■ **Collected data entries**:
-*-*-
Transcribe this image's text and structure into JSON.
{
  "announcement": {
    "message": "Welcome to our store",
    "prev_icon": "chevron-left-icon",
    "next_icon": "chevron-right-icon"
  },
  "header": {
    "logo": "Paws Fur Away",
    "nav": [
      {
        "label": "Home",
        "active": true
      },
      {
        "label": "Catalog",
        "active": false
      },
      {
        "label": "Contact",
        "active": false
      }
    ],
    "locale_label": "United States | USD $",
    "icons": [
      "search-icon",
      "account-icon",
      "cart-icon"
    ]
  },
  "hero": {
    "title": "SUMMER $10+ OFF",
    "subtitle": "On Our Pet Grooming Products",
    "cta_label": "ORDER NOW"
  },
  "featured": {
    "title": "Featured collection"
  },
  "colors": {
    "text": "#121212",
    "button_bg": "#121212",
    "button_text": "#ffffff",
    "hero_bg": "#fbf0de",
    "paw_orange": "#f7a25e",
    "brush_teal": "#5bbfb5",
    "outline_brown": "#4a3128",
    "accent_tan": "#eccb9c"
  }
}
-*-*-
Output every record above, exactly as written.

Transcribe this image's text and structure into JSON.
{
  "announcement": {
    "message": "Welcome to our store",
    "prev_icon": "chevron-left-icon",
    "next_icon": "chevron-right-icon"
  },
  "header": {
    "logo": "Paws Fur Away",
    "nav": [
      {
        "label": "Home",
        "active": true
      },
      {
        "label": "Catalog",
        "active": false
      },
      {
        "label": "Contact",
        "active": false
      }
    ],
    "locale_label": "United States | USD $",
    "icons": [
      "search-icon",
      "account-icon",
      "cart-icon"
    ]
  },
  "hero": {
    "title": "SUMMER $10+ OFF",
    "subtitle": "On Our Pet Grooming Products",
    "cta_label": "ORDER NOW"
  },
  "featured": {
    "title": "Featured collection"
  },
  "colors": {
    "text": "#121212",
    "button_bg": "#121212",
    "button_text": "#ffffff",
    "hero_bg": "#fbf0de",
    "paw_orange": "#f7a25e",
    "brush_teal": "#5bbfb5",
    "outline_brown": "#4a3128",
    "accent_tan": "#eccb9c"
  }
}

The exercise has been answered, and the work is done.